Friday Film Wrap: ‘De De Pyaar De’ major release of the week

Friday Film Wrap: ‘De De Pyaar De’ major release of the week

  • Romantic comedy De De Pyaar De barely works as an age-gap saga but is more effective as a comedy
  • Comedy drama, A Dog’s Journey, directed by Gail Mancuso is a corny canine caper



New Delhi: The storm unleashed by Avengers: Endgame has settled and Bollywood is slowly upping its game this summer.

Romantic comedy De De Pyaar De directed by Akiv Ali starring Ajay Devgn, Tabu and Rakul Preet Singh barely works as an age-gap saga but is more effective as a comedy about moving on and finding new soulmates, says Scroll. The writers heavily pad up material that is just about enough for an extended sitcom episode with songs (too many and all of them distractions), uneven comedy and needless melodrama. However, De De Pyaar De’s biggest achievement is that it might actually compel filmmakers to ask whether their leads are appropriately matched wrinkle for wrinkle rather than forcing chronological acrobatics on viewers.

The Indian Express calls the film a mixed bag. Starting off as a breezy older man-younger woman sex comedy, tipping over into an emotional family drama, and trying to sustain a progressive stance while keeping up the randy quotient: it’s both hit and miss.

For the Hollywood fans, American neo-noir action thriller John Wick: Chapter 3 – Parabellum starring Keanu Reeves directed by Chad Stahelski comes to India this week. Variety magazine calls it an action spectacular as dazzling as it is deadening. As masterfully executed as the action is, watching two-plus hours of mayhem without any palpable dramatic stakes, or nuance, or any emotion at all save bloodlust offers undeniably diminishing returns. There are only so many times you can see a bullet pass through a skull before it gets deadening, and then almost dull.

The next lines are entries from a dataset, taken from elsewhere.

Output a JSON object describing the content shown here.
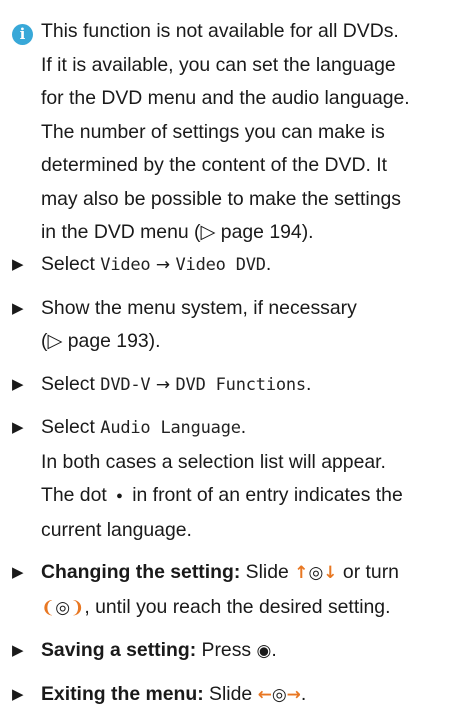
{
  "note": {
    "icon": "info-icon",
    "line1": "This function is not available for all DVDs.",
    "line2": "If it is available, you can set the language",
    "line3": "for the DVD menu and the audio language.",
    "line4": "The number of settings you can make is",
    "line5": "determined by the content of the DVD. It",
    "line6": "may also be possible to make the settings",
    "line7a": "in the DVD menu (",
    "line7ref": "▷ page 194",
    "line7b": ")."
  },
  "steps": [
    {
      "text": "Select ",
      "code1": "Video",
      "arrow": "→",
      "code2": "Video DVD",
      "end": "."
    },
    {
      "line1": "Show the menu system, if necessary",
      "ref": "(▷ page 193)."
    },
    {
      "text": "Select ",
      "code1": "DVD-V",
      "arrow": "→",
      "code2": "DVD Functions",
      "end": "."
    },
    {
      "text": "Select ",
      "code1": "Audio Language",
      "end": ".",
      "line2": "In both cases a selection list will appear.",
      "line3a": "The dot ",
      "dot": "●",
      "line3b": " in front of an entry indicates the",
      "line4": "current language."
    },
    {
      "label": "Changing the setting:",
      "t1": " Slide ",
      "ctrl1": "↑◎↓",
      "t2": " or turn",
      "ctrl2": "❨◎❩",
      "t3": ", until you reach the desired setting."
    },
    {
      "label": "Saving a setting:",
      "t1": " Press ",
      "ctrl1": "◉",
      "t2": "."
    },
    {
      "label": "Exiting the menu:",
      "t1": " Slide ",
      "ctrl1": "←◎→",
      "t2": "."
    }
  ]
}
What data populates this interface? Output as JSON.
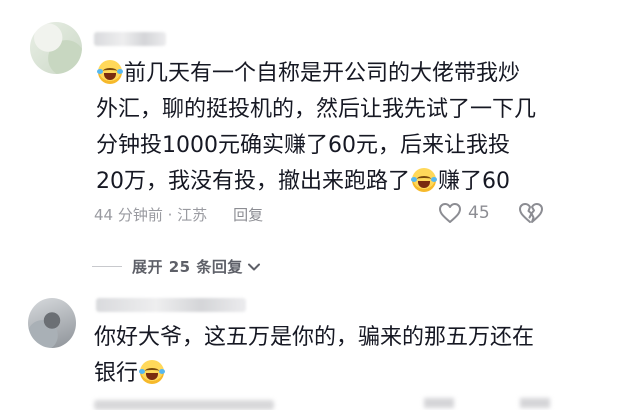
{
  "comment1": {
    "text_part1": "前几天有一个自称是开公司的大佬带我炒外汇，聊的挺投机的，然后让我先试了一下几分钟投1000元确实赚了60元，后来让我投20万，我没有投，撤出来跑路了",
    "text_part2": "赚了60",
    "time_location": "44 分钟前 · 江苏",
    "reply_label": "回复",
    "like_count": "45"
  },
  "expand": {
    "label": "展开 25 条回复"
  },
  "comment2": {
    "text_part1": "你好大爷，这五万是你的，骗来的那五万还在银行"
  },
  "icons": {
    "emoji": "laughing-crying-emoji-icon",
    "like": "heart-outline-icon",
    "dislike": "broken-heart-outline-icon",
    "chevron": "chevron-down-icon"
  }
}
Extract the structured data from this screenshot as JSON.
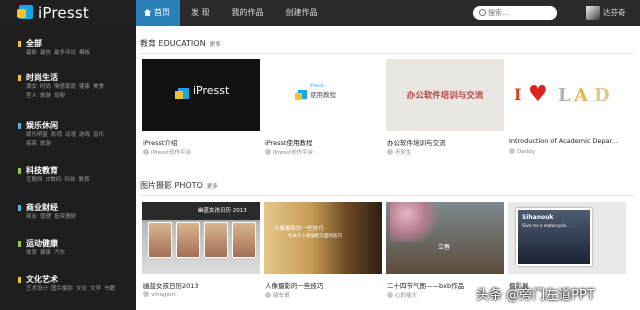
{
  "brand": {
    "name": "iPresst"
  },
  "nav": [
    "首页",
    "发 现",
    "我的作品",
    "创建作品"
  ],
  "search": {
    "placeholder": "搜索..."
  },
  "user": {
    "name": "达芬奇"
  },
  "sidebar": [
    {
      "title": "全部",
      "color": "#f2c230",
      "subs": [
        "最新",
        "最热",
        "最多评论",
        "模板"
      ]
    },
    {
      "title": "时尚生活",
      "color": "#f2c230",
      "subs": [
        "潮女",
        "时尚",
        "情感家庭",
        "健康",
        "美食",
        "型人",
        "旅游",
        "母婴"
      ]
    },
    {
      "title": "娱乐休闲",
      "color": "#5bb0e0",
      "subs": [
        "娱乐明星",
        "影视",
        "动漫",
        "游戏",
        "音乐",
        "搞笑",
        "旅游"
      ]
    },
    {
      "title": "科技教育",
      "color": "#8dc63f",
      "subs": [
        "互联网",
        "IT数码",
        "科技",
        "教育"
      ]
    },
    {
      "title": "商业财经",
      "color": "#5bb0e0",
      "subs": [
        "商业",
        "管理",
        "投资理财"
      ]
    },
    {
      "title": "运动健康",
      "color": "#8dc63f",
      "subs": [
        "体育",
        "健康",
        "汽车"
      ]
    },
    {
      "title": "文化艺术",
      "color": "#f2c230",
      "subs": [
        "艺术设计",
        "图片摄影",
        "文化",
        "文学",
        "书籍"
      ]
    }
  ],
  "sections": [
    {
      "title": "教育 EDUCATION",
      "more": "更多",
      "cards": [
        {
          "title": "iPresst介绍",
          "author": "iPresst创作平台",
          "thumb_text": "iPresst"
        },
        {
          "title": "iPresst使用教程",
          "author": "iPresst创作平台",
          "thumb_text": "使用教程",
          "thumb_sub": "iPresst"
        },
        {
          "title": "办公软件培训与交流",
          "author": "不安生",
          "thumb_text": "办公软件培训与交流"
        },
        {
          "title": "Introduction of Academic Depar...",
          "author": "Daddy",
          "thumb_text": "I LOAD"
        }
      ]
    },
    {
      "title": "图片摄影 PHOTO",
      "more": "更多",
      "cards": [
        {
          "title": "幽蓝女孩日历2013",
          "author": "vmagent",
          "thumb_text": "幽蓝女孩日历 2013"
        },
        {
          "title": "人像摄影的一些技巧",
          "author": "骑车哥",
          "thumb_text": "人像摄影的一些技巧",
          "thumb_sub": "有关于人像摄影方面的技巧"
        },
        {
          "title": "二十四节气图——bxb作品",
          "author": "心的插大",
          "thumb_text": "立春"
        },
        {
          "title": "摄影展",
          "author": "",
          "thumb_text": "Sihanouk",
          "thumb_sub": "Give me a motorcycle..."
        }
      ]
    }
  ],
  "watermark": "头条 @旁门左道PPT"
}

Comedy drama, A Dog’s Journey, directed by Gail Mancuso starring Josh Gad, Dennis Quaid, Marg Helgenberger, Betty Gilpin, Kathryn Prescott, and Henry Lau is a corny canine caper, says The Guardian. A sequel to A Dog’s Purpose (2017), on a second runout, that USP seems less eccentric, but equally some of the oddball novelty has worn off. Four credited screenwriters merely use that astral projection to usher another conveyor belt of pooches through much the same cornily conservative scenarios the studios churned out in Rin Tin Tin’s heyday.

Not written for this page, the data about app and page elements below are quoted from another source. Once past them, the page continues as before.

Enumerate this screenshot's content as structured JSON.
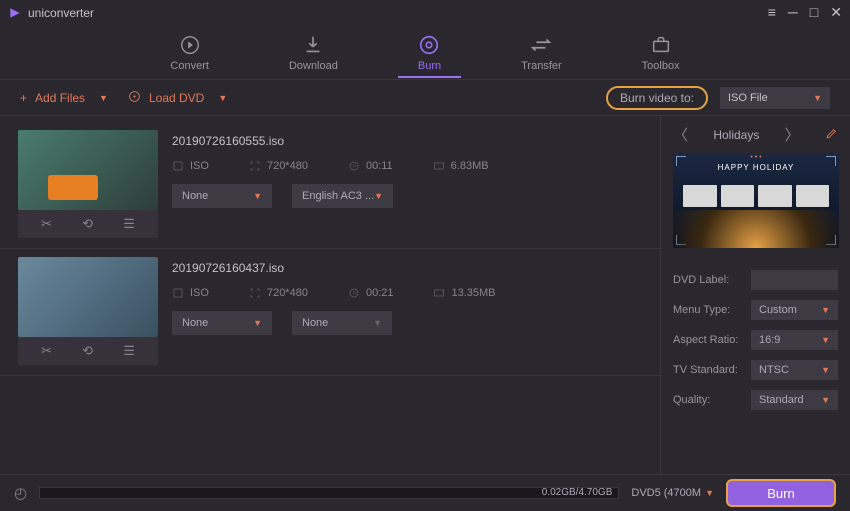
{
  "app": {
    "title": "uniconverter"
  },
  "nav": {
    "items": [
      {
        "label": "Convert"
      },
      {
        "label": "Download"
      },
      {
        "label": "Burn"
      },
      {
        "label": "Transfer"
      },
      {
        "label": "Toolbox"
      }
    ]
  },
  "toolbar": {
    "add_files": "Add Files",
    "load_dvd": "Load DVD",
    "burn_to_label": "Burn video to:",
    "dest": "ISO File"
  },
  "files": [
    {
      "name": "20190726160555.iso",
      "format": "ISO",
      "resolution": "720*480",
      "duration": "00:11",
      "size": "6.83MB",
      "subtitle": "None",
      "audio": "English AC3 ..."
    },
    {
      "name": "20190726160437.iso",
      "format": "ISO",
      "resolution": "720*480",
      "duration": "00:21",
      "size": "13.35MB",
      "subtitle": "None",
      "audio": "None"
    }
  ],
  "template": {
    "name": "Holidays",
    "banner": "HAPPY HOLIDAY"
  },
  "settings": {
    "dvd_label": {
      "label": "DVD Label:",
      "value": ""
    },
    "menu_type": {
      "label": "Menu Type:",
      "value": "Custom"
    },
    "aspect_ratio": {
      "label": "Aspect Ratio:",
      "value": "16:9"
    },
    "tv_standard": {
      "label": "TV Standard:",
      "value": "NTSC"
    },
    "quality": {
      "label": "Quality:",
      "value": "Standard"
    }
  },
  "footer": {
    "progress_text": "0.02GB/4.70GB",
    "disc": "DVD5 (4700M",
    "burn": "Burn"
  }
}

The Hustle, a comedy directed by Chris Addison starring Anne Hathaway, Rebel Wilson, Alex Sharp, and Dean Norris flutters and sputters and all too quickly goes splat, says Rolling Stone. The setups are flat, the jokes don’t land and the actors don’t — or won’t — connect.

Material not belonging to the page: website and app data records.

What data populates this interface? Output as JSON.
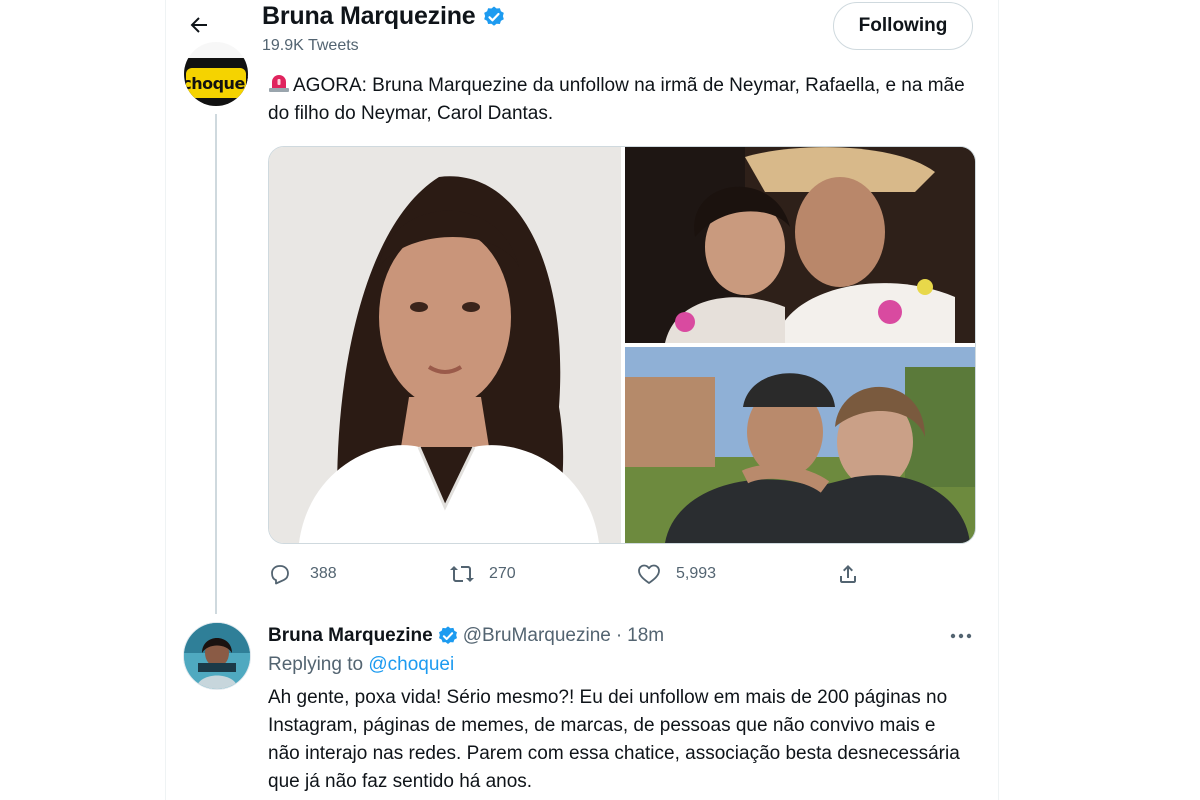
{
  "header": {
    "name": "Bruna Marquezine",
    "tweets_count": "19.9K Tweets",
    "follow_label": "Following"
  },
  "colors": {
    "accent": "#1d9bf0",
    "text_primary": "#0f1419",
    "text_secondary": "#536471",
    "border": "#cfd9de"
  },
  "quoted_tweet": {
    "avatar_text": "choquei",
    "text": "AGORA: Bruna Marquezine da unfollow na irmã de Neymar, Rafaella, e na mãe do filho do Neymar, Carol Dantas.",
    "leading_icon": "siren-icon",
    "media_count": 3,
    "actions": {
      "replies": "388",
      "retweets": "270",
      "likes": "5,993"
    }
  },
  "reply_tweet": {
    "name": "Bruna Marquezine",
    "handle": "@BruMarquezine",
    "time": "18m",
    "replying_prefix": "Replying to",
    "replying_to": "@choquei",
    "text": "Ah gente, poxa vida! Sério mesmo?! Eu dei unfollow em mais de 200 páginas no Instagram, páginas de memes, de marcas, de pessoas que não convivo mais e não interajo nas redes. Parem com essa chatice, associação besta desnecessária que já não faz sentido há anos."
  },
  "icons": [
    "back-arrow-icon",
    "verified-badge-icon",
    "reply-icon",
    "retweet-icon",
    "like-icon",
    "share-icon",
    "more-options-icon"
  ]
}
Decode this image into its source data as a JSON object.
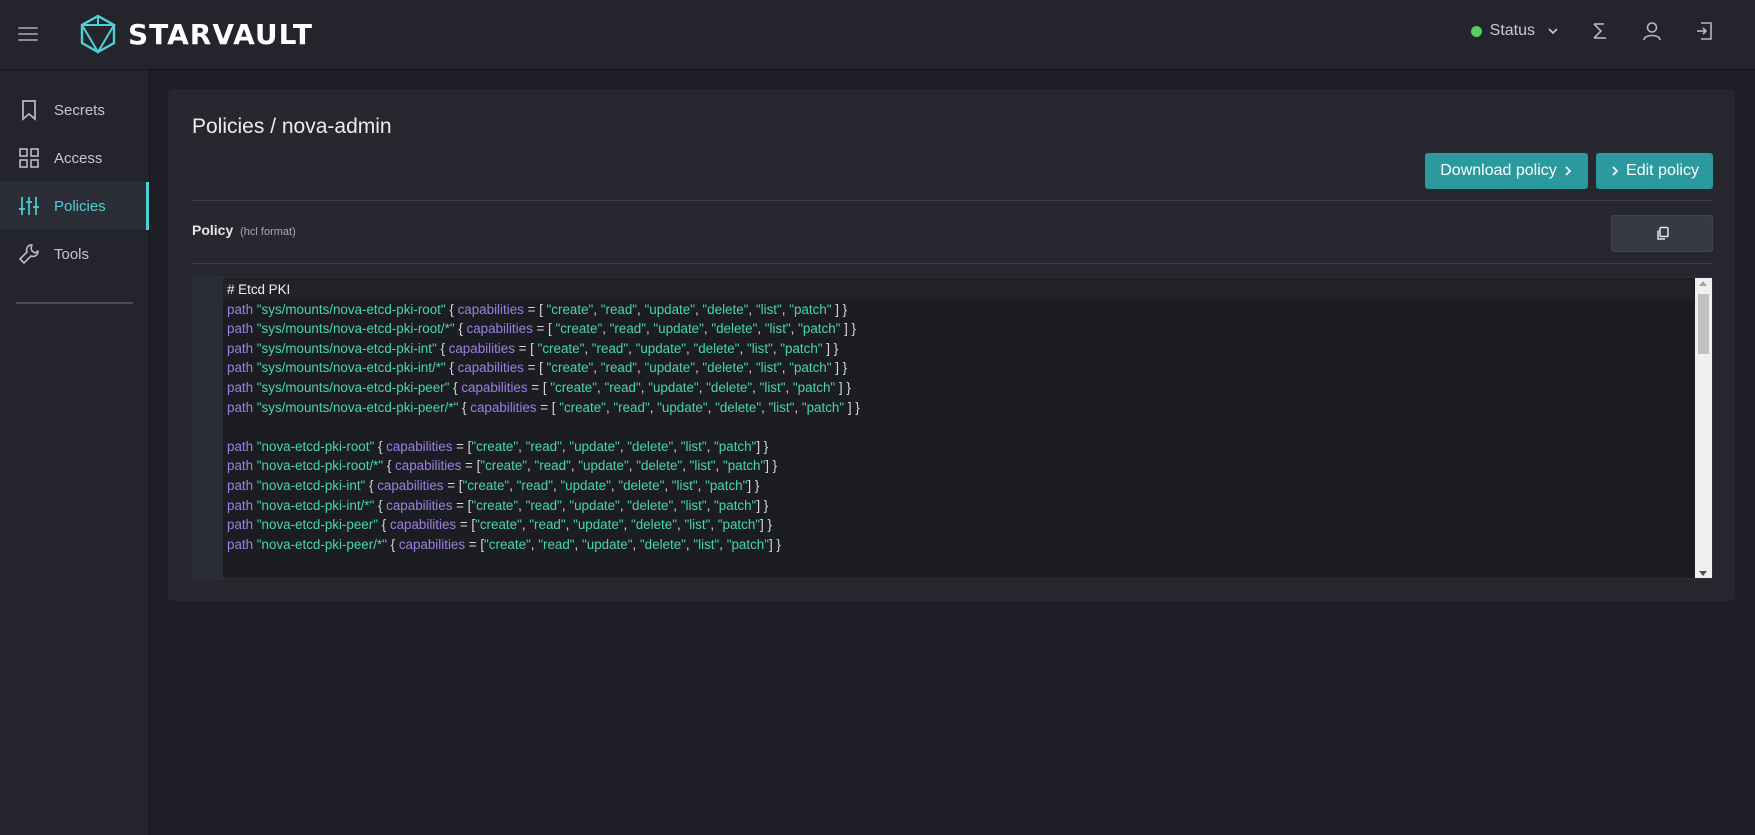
{
  "app": {
    "name": "STARVAULT"
  },
  "topbar": {
    "status_label": "Status",
    "status_color": "#5ec86a"
  },
  "sidebar": {
    "items": [
      {
        "label": "Secrets",
        "icon": "bookmark-icon",
        "active": false
      },
      {
        "label": "Access",
        "icon": "grid-icon",
        "active": false
      },
      {
        "label": "Policies",
        "icon": "sliders-icon",
        "active": true
      },
      {
        "label": "Tools",
        "icon": "wrench-icon",
        "active": false
      }
    ]
  },
  "main": {
    "title": "Policies / nova-admin",
    "download_label": "Download policy",
    "edit_label": "Edit policy",
    "policy_label": "Policy",
    "policy_format": "(hcl format)"
  },
  "editor": {
    "comment": "# Etcd PKI",
    "lines": [
      {
        "path": "sys/mounts/nova-etcd-pki-root",
        "style": "spaced"
      },
      {
        "path": "sys/mounts/nova-etcd-pki-root/*",
        "style": "spaced"
      },
      {
        "path": "sys/mounts/nova-etcd-pki-int",
        "style": "spaced"
      },
      {
        "path": "sys/mounts/nova-etcd-pki-int/*",
        "style": "spaced"
      },
      {
        "path": "sys/mounts/nova-etcd-pki-peer",
        "style": "spaced"
      },
      {
        "path": "sys/mounts/nova-etcd-pki-peer/*",
        "style": "spaced"
      },
      {
        "path": "",
        "style": "blank"
      },
      {
        "path": "nova-etcd-pki-root",
        "style": "tight"
      },
      {
        "path": "nova-etcd-pki-root/*",
        "style": "tight"
      },
      {
        "path": "nova-etcd-pki-int",
        "style": "tight"
      },
      {
        "path": "nova-etcd-pki-int/*",
        "style": "tight"
      },
      {
        "path": "nova-etcd-pki-peer",
        "style": "tight"
      },
      {
        "path": "nova-etcd-pki-peer/*",
        "style": "tight"
      }
    ],
    "keyword_path": "path",
    "keyword_capabilities": "capabilities",
    "capabilities": [
      "create",
      "read",
      "update",
      "delete",
      "list",
      "patch"
    ],
    "colors": {
      "keyword": "#9f7fe3",
      "string": "#47d8a3"
    }
  }
}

Telugu film ABCD – American Born Confused Desi starring Allu Sirish and Rukshar Dhillon directed by Sanjeev Reddy fails to entertain, says While there is little to engage with in the first half, the second half is more story-oriented.

Several releases this week haven’t inspired any reviews yet. These include Tamil films Mr. Local, Monster, Jaikka Povadhu Yaaru and Natpuna Ennanu Theriyuma, Telugu romantic crime dramaRomantic Criminals and horror film Swayamvadha, Kannada thriller Ratnamanjarii, Kannada suspense thriller Kaarmoda Saridu, Malayalam comedy drama Kuttimama and Marathi dramaRampaat.

Source By :- Livemint